══ Records for this exercise
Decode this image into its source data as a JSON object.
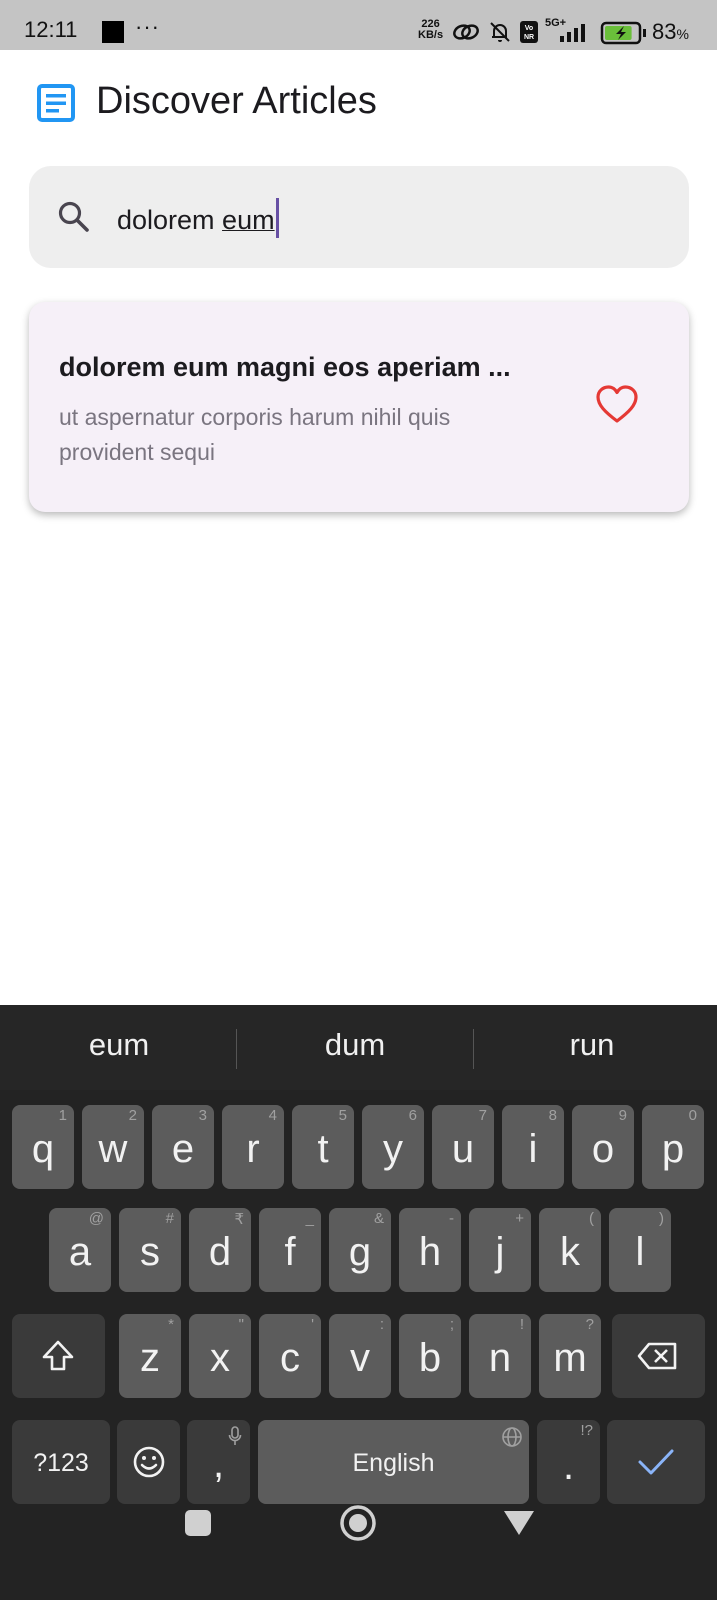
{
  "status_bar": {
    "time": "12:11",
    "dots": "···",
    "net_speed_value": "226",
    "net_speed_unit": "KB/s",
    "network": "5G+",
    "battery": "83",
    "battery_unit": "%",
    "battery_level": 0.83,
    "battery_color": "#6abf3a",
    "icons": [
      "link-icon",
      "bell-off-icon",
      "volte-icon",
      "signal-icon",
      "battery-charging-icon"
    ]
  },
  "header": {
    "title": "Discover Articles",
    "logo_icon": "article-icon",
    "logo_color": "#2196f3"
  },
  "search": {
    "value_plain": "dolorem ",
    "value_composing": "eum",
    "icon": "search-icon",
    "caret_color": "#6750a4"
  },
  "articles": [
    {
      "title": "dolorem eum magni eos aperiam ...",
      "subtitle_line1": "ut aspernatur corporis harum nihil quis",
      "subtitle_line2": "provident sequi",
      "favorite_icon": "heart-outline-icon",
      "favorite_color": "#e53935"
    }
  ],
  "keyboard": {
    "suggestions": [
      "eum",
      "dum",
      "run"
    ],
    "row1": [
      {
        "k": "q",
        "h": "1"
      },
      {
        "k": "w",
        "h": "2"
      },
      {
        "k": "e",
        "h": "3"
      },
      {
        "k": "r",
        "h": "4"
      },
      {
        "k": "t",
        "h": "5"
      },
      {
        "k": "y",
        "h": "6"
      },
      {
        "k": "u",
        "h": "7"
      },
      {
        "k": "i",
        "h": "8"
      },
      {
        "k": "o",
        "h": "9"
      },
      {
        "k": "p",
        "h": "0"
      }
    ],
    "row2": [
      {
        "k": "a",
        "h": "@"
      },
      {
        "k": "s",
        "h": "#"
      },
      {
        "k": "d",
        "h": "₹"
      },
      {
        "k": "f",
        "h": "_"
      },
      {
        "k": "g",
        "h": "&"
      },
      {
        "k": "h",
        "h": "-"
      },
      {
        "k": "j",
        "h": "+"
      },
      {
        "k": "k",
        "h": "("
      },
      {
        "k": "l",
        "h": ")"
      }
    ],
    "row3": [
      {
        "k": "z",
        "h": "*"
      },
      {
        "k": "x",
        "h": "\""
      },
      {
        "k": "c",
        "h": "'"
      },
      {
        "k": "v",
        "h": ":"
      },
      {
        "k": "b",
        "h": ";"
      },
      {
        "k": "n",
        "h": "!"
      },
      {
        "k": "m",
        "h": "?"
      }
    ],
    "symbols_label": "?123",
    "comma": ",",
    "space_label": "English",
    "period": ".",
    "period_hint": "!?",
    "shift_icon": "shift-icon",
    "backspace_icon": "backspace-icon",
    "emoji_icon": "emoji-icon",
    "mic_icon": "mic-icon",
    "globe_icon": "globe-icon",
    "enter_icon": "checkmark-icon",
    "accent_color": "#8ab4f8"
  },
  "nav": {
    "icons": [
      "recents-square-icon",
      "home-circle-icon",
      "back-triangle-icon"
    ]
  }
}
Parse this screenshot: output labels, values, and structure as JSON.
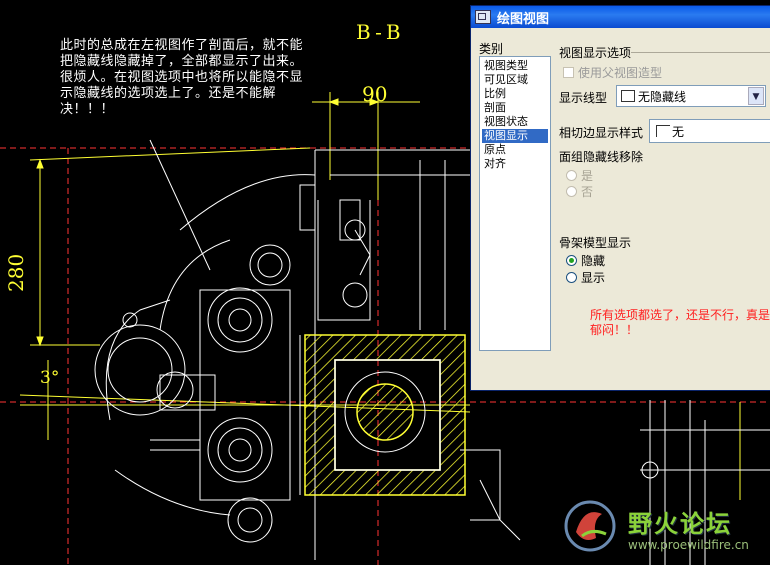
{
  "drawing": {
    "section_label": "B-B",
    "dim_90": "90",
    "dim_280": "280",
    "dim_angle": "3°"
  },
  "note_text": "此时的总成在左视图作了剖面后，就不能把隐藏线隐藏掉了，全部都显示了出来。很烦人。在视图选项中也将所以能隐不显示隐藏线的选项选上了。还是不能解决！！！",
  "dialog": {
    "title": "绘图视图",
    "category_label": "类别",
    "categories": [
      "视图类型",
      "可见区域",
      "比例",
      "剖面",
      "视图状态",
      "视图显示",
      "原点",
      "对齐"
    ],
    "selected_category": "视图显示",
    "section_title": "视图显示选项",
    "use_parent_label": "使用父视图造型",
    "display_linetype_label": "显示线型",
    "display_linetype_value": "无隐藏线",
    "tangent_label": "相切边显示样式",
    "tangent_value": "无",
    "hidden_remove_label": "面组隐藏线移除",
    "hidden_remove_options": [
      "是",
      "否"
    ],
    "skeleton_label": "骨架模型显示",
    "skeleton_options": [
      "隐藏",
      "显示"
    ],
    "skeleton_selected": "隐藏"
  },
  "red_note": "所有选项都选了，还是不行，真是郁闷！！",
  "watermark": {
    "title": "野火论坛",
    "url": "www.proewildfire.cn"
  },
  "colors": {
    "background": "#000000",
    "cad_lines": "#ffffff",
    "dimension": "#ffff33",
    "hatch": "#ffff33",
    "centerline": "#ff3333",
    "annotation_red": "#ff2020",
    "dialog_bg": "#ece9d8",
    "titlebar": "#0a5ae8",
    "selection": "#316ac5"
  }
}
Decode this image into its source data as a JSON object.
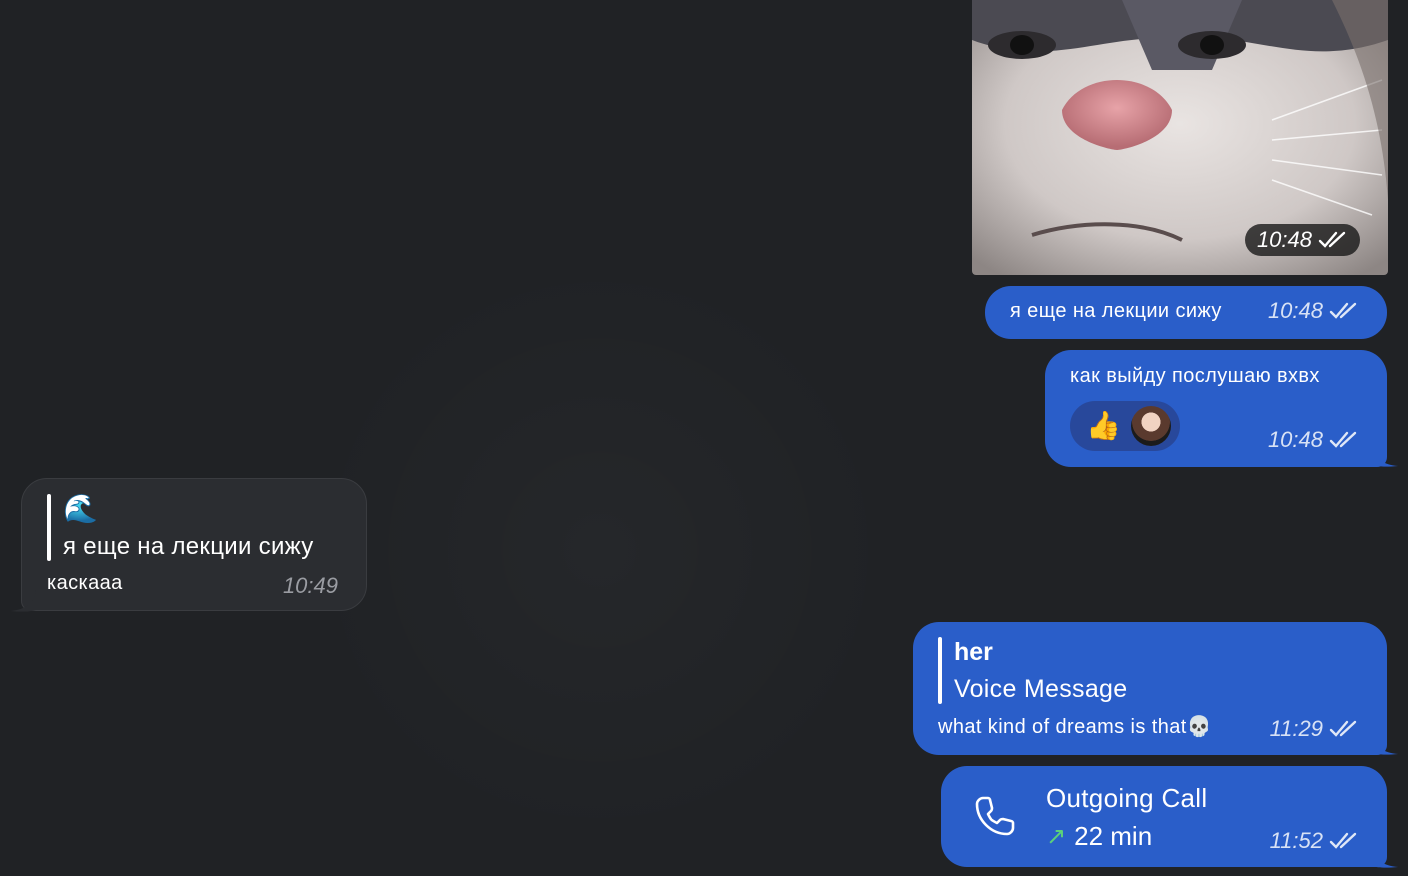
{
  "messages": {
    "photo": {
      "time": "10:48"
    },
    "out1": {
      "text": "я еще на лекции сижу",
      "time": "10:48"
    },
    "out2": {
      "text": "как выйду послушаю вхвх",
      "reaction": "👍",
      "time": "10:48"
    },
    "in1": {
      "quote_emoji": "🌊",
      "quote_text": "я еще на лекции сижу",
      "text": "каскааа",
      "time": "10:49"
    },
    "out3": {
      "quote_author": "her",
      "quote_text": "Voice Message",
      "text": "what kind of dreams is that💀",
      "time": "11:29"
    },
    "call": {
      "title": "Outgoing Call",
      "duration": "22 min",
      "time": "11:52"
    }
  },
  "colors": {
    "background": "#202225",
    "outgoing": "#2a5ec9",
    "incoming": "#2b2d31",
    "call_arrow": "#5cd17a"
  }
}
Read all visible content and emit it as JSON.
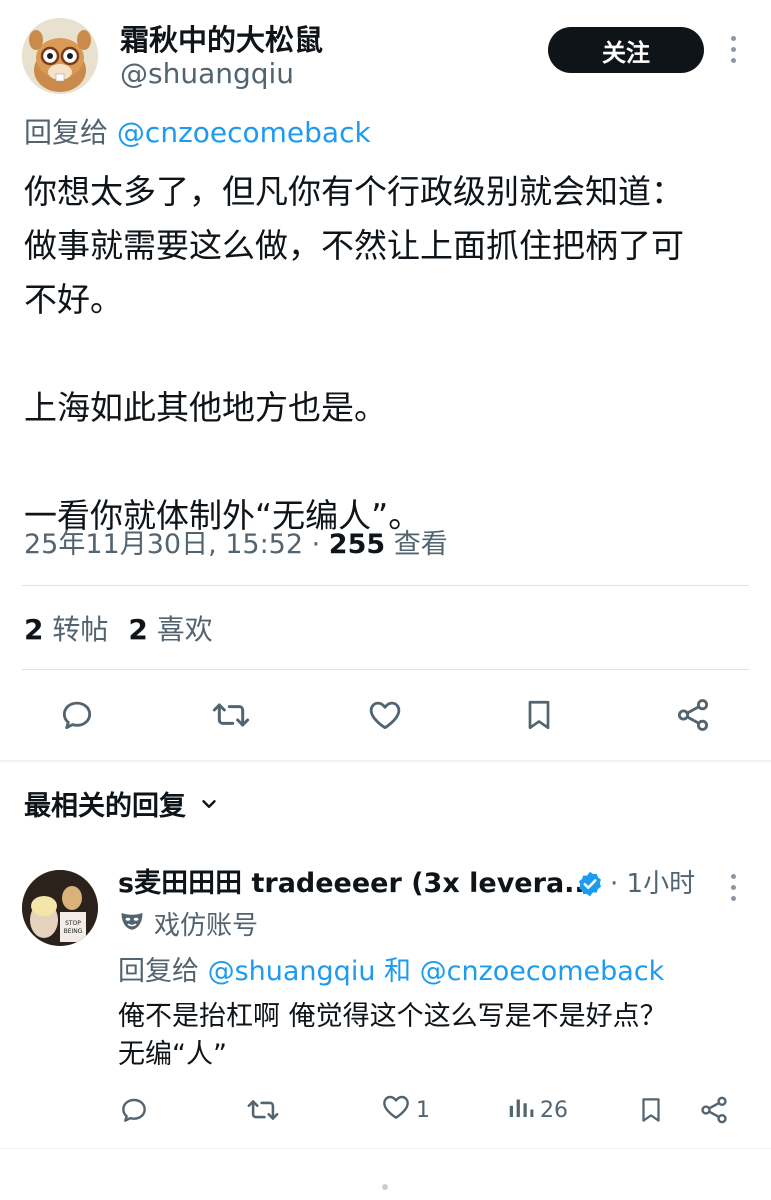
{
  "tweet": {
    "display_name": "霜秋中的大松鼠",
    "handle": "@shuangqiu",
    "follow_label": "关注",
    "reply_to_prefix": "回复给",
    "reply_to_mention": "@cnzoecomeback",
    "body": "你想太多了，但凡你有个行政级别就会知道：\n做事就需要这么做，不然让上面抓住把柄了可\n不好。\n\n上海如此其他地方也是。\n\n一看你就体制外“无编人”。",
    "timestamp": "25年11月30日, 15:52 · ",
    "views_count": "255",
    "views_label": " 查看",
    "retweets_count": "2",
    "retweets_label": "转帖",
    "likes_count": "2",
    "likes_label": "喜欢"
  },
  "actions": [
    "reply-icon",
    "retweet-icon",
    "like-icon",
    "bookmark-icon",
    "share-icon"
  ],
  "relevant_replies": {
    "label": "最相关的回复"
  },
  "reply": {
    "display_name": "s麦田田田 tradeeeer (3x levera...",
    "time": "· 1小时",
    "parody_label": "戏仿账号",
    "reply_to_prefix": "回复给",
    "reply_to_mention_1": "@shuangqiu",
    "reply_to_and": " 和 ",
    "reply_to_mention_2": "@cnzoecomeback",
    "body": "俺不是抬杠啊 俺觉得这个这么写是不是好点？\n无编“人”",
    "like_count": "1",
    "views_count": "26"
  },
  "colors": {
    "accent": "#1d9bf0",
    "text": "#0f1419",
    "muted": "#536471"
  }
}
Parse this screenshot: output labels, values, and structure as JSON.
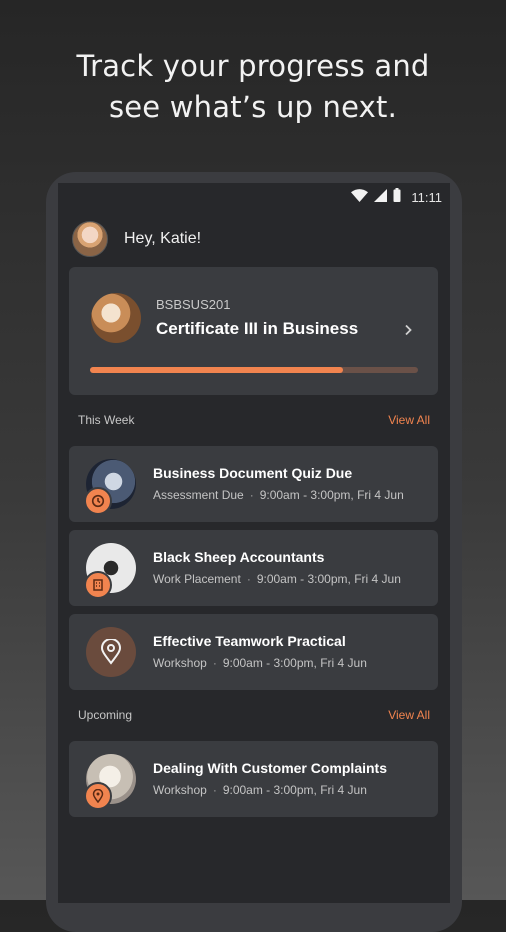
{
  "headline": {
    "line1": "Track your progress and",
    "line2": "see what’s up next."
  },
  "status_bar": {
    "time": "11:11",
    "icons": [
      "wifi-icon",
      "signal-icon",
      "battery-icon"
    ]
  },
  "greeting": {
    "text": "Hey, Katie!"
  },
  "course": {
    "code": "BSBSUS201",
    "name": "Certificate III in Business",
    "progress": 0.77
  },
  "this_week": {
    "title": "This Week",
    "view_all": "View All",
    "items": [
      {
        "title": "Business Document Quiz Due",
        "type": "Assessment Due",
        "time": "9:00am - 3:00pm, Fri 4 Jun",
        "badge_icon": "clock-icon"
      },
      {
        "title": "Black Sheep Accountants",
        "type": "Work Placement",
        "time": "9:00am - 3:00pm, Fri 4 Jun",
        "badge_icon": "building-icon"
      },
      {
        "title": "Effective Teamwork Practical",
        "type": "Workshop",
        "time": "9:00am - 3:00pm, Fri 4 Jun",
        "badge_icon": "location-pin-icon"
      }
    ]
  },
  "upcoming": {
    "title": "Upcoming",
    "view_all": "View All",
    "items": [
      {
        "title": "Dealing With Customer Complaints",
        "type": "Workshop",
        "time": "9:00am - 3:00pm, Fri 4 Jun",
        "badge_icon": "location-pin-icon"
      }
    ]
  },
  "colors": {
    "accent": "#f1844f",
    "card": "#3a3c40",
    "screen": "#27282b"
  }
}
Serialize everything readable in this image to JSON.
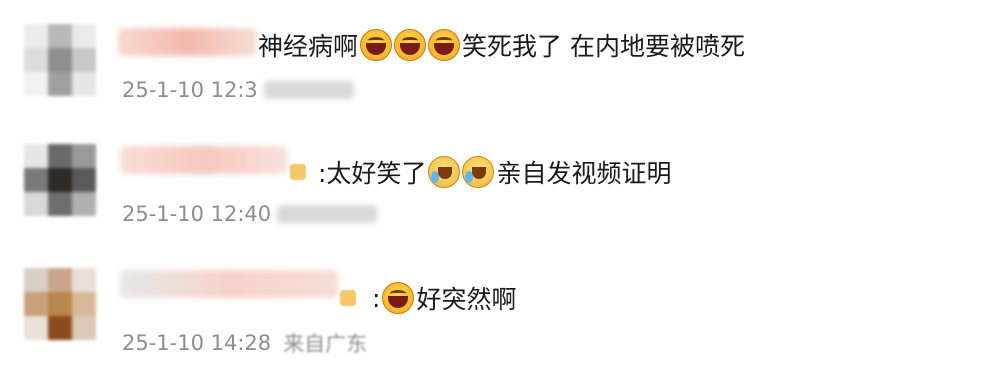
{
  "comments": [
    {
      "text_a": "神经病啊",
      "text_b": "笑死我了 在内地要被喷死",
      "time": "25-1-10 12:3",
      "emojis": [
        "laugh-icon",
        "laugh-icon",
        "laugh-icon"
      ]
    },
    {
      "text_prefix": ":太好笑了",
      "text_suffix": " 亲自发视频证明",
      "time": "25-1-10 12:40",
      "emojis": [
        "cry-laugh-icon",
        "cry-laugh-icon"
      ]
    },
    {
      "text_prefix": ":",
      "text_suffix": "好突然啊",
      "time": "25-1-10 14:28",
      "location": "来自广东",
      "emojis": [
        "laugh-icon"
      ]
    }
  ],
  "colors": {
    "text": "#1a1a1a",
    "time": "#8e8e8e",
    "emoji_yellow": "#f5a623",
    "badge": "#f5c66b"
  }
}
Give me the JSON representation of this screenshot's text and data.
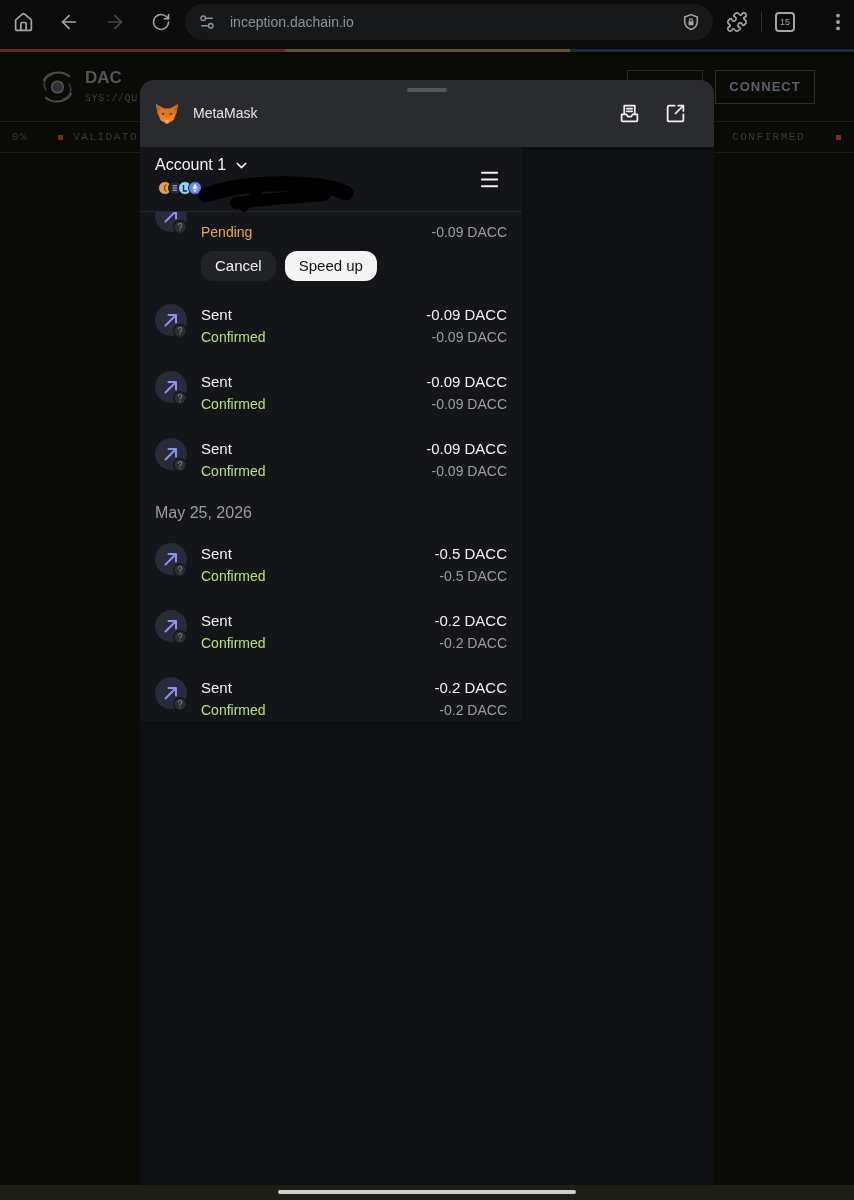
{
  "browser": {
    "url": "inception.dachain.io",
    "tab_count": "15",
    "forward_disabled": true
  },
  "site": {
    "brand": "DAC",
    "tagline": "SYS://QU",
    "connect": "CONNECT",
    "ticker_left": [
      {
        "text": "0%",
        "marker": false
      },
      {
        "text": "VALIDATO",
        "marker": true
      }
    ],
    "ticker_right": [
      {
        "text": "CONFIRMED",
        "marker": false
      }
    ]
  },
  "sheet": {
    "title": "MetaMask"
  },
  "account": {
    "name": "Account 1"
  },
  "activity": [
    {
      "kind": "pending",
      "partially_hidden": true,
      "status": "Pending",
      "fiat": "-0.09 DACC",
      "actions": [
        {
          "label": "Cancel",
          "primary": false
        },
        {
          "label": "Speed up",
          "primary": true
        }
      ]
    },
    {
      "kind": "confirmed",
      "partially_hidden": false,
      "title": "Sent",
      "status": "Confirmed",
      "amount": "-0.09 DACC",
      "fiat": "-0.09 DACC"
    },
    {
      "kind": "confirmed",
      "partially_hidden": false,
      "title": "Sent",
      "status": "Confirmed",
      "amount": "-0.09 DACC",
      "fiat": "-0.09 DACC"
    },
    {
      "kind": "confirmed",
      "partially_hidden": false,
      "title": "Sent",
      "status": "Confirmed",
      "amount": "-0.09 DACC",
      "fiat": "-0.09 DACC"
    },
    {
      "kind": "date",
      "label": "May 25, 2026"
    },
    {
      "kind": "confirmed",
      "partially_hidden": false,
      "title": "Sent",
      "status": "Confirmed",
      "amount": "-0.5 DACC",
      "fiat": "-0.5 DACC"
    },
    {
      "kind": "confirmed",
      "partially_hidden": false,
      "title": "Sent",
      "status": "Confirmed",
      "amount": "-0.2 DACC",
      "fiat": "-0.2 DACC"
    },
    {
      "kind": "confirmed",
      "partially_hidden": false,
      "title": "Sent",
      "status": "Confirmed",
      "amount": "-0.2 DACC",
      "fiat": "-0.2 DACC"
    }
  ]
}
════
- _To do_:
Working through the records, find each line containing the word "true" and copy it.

- _Problem solution_:
    "forward_disabled": true
        "marker": true
      "partially_hidden": true,
          "primary": true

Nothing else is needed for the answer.